A second category of consumers consists of people who need LTSS such as inpatient or outpatient rehabilitative care, medication, or equipment management for a short period of time following an acute illness or procedure. 101 Such care is not intended to be custodial or maintenance, 102 but rather is intensive enough that it is expected to get the consumer to a point at which hospital readmission103 and further LTSS are unnecessary. Not surprisingly, people with no insurance coverage often experience significant barriers in accessing post-acute care, 104 but many people in the paradoxically- named short-term LTSS category have health insurance policies obtained through present or past employment or individual purchase that will pay for all or part of those prescribed short-term LTSS consented to by the consumer. The various general possible impacts of health industry consolidation outlined in Section II, supra, are possible for this consumer population. Additionally, as health insurers consolidate into a smaller number of competitors, researchers should particularly investigate whether those insurers begin to reduce their benefits for short-term LTSS by refusing to cover previously-covered services, reimbursing providers at lower rates, and/or shifting more of the associated costs to the consumer through increased deductibles or co-insurance105 contractual obligations. If such changes in health insurance coverage for post-acute care occur widely, the role of those involved in hospital discharge planning106 will become even more central for consumers.
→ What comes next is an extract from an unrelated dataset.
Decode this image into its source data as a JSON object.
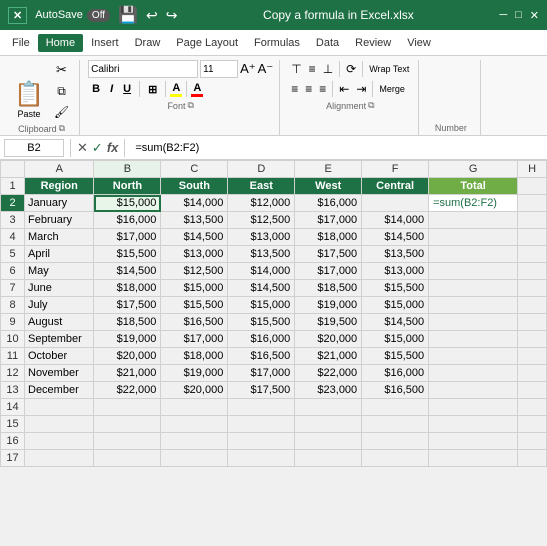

101. “Post-acute care (PAC) includes rehabilitation or palliative services that beneficiaries receive after, or in some cases instead of, a stay in an acute care hospital. Depending on the intensity of care the patient requires, treatment may include a stay in a facility, ongoing outpatient therapy, or care provided at home.” Post-Acute Care, MEDPAC, http://medpac.gov/-research-areas-/post-acute-care (last visited Apr. 13, 2016). 102. See Sidney D. Watson, From Almshouses to Nursing Homes and Community Care: Lessons from Medicaid’s History, 26 GA. ST. U. L. REV. 937, 962 (2010) (“[P]rivate insurance rarely covers personal care.”). 103. See generally Maxim Topaz et al., Higher 30-Day and 60-Day Readmissions Among Patients Who Refuse Post Acute Care Services, 21 AM. J. MANAGED CARE 424 (2015) (stating that patients who refuse post-acute care are twice as likely to have 30- and 60-day readmissions). 104. See Courtenay R. Bruce & Mary A. Majumder, The “Permanent” Patient Problem, 42 J.L. MED. & ETHICS 88, 88 (2014) (“[P]ost-acute care facilities have no financial incentive or legal obligation to accept patients with no insurance or only pending Medicaid coverage.”). 105. Coinsurance is defined as “[y]our share of the costs of a covered health care service, calculated as a percentage (for example, 20%) of the allowed amount for the service.” Coinsurance, HEALTHCARE.GOV, https://www.healthcare.gov/glossary/co-insurance/ (last visited Apr. 13, 2016). 106. Hospital Discharge Planning: A Guide for Families and Caregivers, FAMILY CAREGIVER ALLIANCE, https://www.caregiver.org/hospital-discharge-planning-guide- families-and-caregivers (last visited Apr. 15, 2016) (“[D]ischarge planning is ‘[a] process used to decide what a patient needs for a smooth move from one level of care to another.’”).